    • If a model has bee run in the past that indicates that a .2-inch storm will likely cause a CSO event, then the notification should be made when that storm event is predicted to occur. If the model shows that this storm event will create a discharge of 200 gallons per minute, then this is the volume information to enter into NY-Alert. For systems that have been modeled creating a chart of rainfall versus discharge amount for the public to use can be helpful. A model doesn't need to be run after every storm.

  • To clarify any part of the notification, including the method of determining CSO discharge volume, use the additional instructions text box.
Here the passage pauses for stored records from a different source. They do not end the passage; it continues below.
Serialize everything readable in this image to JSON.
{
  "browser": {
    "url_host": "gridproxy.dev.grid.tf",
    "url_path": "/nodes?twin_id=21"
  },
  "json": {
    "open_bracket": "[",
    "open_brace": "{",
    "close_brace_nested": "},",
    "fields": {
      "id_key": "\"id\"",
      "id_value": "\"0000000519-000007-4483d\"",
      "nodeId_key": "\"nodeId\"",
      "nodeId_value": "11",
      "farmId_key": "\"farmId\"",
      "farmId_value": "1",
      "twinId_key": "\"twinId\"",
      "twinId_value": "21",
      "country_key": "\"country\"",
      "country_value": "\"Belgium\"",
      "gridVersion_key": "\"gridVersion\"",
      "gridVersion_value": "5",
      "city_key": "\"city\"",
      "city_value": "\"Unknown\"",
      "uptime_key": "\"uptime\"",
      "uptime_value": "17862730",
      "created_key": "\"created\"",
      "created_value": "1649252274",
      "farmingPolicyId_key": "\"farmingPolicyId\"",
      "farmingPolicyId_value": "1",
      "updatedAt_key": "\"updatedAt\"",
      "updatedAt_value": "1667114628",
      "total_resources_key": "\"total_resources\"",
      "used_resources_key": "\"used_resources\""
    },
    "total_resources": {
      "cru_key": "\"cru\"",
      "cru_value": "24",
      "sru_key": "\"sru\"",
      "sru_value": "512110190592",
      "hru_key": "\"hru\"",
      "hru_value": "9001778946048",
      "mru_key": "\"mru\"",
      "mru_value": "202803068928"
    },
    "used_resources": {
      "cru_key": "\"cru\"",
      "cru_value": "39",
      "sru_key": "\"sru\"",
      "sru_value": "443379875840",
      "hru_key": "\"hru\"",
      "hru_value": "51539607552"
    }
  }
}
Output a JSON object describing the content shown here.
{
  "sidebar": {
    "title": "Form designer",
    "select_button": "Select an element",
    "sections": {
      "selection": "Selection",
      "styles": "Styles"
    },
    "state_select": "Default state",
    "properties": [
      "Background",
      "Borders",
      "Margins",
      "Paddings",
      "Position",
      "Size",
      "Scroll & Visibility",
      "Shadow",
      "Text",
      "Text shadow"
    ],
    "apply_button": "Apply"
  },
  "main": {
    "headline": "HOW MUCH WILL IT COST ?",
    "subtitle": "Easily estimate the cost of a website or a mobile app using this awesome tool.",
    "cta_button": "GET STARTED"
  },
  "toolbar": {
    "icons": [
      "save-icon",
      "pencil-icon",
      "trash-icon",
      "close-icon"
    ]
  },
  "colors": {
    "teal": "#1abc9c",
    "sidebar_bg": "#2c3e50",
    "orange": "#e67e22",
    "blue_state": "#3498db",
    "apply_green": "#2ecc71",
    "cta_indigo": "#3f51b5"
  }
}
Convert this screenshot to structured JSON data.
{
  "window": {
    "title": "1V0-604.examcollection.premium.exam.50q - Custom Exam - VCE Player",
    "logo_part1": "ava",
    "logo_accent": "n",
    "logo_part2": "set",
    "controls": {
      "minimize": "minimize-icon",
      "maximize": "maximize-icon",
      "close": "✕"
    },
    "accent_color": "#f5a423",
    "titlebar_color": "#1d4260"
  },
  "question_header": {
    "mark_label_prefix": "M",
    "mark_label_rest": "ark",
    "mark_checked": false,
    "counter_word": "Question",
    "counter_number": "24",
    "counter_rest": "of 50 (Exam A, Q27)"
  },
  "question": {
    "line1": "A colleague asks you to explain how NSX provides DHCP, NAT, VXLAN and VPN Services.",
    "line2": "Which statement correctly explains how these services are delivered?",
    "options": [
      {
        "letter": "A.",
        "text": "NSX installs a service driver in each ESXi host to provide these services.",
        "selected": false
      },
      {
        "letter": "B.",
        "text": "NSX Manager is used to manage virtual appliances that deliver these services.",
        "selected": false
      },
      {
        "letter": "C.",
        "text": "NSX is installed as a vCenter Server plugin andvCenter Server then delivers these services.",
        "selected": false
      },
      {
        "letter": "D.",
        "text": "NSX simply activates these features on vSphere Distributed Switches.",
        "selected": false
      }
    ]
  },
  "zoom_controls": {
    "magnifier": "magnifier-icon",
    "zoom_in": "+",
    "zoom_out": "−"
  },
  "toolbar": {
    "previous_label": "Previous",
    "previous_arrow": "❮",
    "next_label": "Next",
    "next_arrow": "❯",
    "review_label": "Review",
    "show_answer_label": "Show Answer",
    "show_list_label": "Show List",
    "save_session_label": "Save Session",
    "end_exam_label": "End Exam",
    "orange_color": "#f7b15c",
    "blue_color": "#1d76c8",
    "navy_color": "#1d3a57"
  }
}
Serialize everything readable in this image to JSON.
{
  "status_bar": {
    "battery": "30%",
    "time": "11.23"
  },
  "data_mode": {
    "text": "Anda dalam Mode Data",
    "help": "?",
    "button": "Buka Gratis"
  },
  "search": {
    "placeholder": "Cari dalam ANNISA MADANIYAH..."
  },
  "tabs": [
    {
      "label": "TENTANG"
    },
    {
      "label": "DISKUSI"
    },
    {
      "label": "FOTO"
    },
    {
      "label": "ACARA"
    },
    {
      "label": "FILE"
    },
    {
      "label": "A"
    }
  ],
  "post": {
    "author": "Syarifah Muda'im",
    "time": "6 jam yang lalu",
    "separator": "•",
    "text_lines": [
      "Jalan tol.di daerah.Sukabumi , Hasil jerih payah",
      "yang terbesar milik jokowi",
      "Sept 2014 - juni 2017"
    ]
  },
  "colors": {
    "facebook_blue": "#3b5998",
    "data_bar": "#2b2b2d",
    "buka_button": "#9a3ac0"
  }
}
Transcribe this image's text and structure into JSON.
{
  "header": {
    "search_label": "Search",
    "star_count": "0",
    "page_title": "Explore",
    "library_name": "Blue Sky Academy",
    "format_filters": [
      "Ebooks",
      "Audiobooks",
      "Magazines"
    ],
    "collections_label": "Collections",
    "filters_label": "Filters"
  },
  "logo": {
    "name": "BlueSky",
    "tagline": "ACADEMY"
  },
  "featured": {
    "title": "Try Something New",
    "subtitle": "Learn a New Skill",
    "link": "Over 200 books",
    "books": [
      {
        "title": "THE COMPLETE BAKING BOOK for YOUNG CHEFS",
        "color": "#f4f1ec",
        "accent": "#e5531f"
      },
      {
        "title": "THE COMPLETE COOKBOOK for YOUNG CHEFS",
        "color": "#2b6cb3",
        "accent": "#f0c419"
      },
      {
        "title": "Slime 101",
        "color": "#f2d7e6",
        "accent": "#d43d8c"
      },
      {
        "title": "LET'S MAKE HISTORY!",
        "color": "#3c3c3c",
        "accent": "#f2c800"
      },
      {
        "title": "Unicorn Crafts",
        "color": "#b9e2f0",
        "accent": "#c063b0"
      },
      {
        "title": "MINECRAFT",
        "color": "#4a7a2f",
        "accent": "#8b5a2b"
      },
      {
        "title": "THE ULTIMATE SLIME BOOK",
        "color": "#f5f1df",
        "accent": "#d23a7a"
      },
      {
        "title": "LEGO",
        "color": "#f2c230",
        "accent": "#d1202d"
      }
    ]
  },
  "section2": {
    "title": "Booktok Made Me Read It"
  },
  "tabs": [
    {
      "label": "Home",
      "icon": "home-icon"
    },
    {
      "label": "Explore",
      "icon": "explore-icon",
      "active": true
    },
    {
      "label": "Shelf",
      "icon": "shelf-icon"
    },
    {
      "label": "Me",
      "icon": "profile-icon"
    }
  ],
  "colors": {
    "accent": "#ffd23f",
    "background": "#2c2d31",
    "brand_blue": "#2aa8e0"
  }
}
This box can also include links to the municipality's website where more information can be obtained about how discharges are being addressed.
  • For locations that have frequent discharges, create a template and update the data fields as needed.

Common Questions

Q. What if I forgot my username and/or password?

  1. Contact NY-Alert notifier support at support@nyalert.gov.

Q. Should I also report sewage spills to the DEC Spill Hotline?

  1. No, do not call the DEC Spill Hotline to report a discharge because the information will not be forwarded to the Department of Health.

Q. What if my municipality already uses another reporting system for sewage spills?

  1. NY-Alert must be used to report sewage discharges to DEC, DOH and the public. If your municipality requires sewage discharges to be reported using a local notification system, both notification systems must be used. DEC will not be notified unless NY-Alert is used to report the discharge.

Q. What should I do if there is a spill during a power outage?

  1. In the case of a power outage, call your regional water engineer and local health department to report the discharge.

Q. Do wet weather Combined Sewer Overflow (CSO) discharges have to be reported?

  1. Final regulations for the SPRTK law require wet weather CSO discharges to be reported to DEC and DOH within two hours of discovery. These notifications may be made on a waterbody basis for a community. Daily and termination notices are not required for wet weather discharges.

Q. What if a report was submitted by mistake?

  1. If a report was submitted by mistake, the facility can provide an update to DEC and Department of Health with the information email and provide details in the 5-day written report submitted to the Regional Water Engineer.

Q. Does a report need to be submitted for exceedances of State Pollutant Discharge Elimination System (SPDES) permit limits?

  1. No, the law does not apply to exceedances of SPDES permit limits. Permit limit exceedances should be reported using the Report of Noncompliance Event Form (PDF, 49 KB). Visit the DMR FAQs on Non-Compliance Reports webpage for more information.

Q. If the operator of a POTW or POSS responds to a sewage discharge event that is owned/operated by another party, who is responsible for submitting the sewage discharge report form?

  1. The owner/operator of the system where the sewage discharge occurred is responsible for reporting the sewage spill. If it is a privately owned line, it does not need to be reported.

Q. We issued a notice and then determined that the line was privately owned, what do we do?

  1. Update the original notice - add "privately owned" to the headline and in the additional information box then enter that it was determined to be a privately owned sewer line.

Q. How does the facility operator know that the report was received by DEC?

  1. NY-Alert keeps records of all reports submitted on its website. In addition, notifiers receive a confirmation email of the submitted report. POTWs and POSSs should retain these confirmation emails as record of submission.

Q. State Pollutant Discharge Elimination System (SPDES) permits currently require signs at each Combined Sewer Overflow (CSO) location. Do these signs need to be replaced by new "CSO Warning" signs as shown on DEC's website?

  1. The sign shown on DEC's website is a good example of a CSO outfall sign. The existing signs do not have to be replaced, They are covered under current regulations and the new law does not require them to be changed.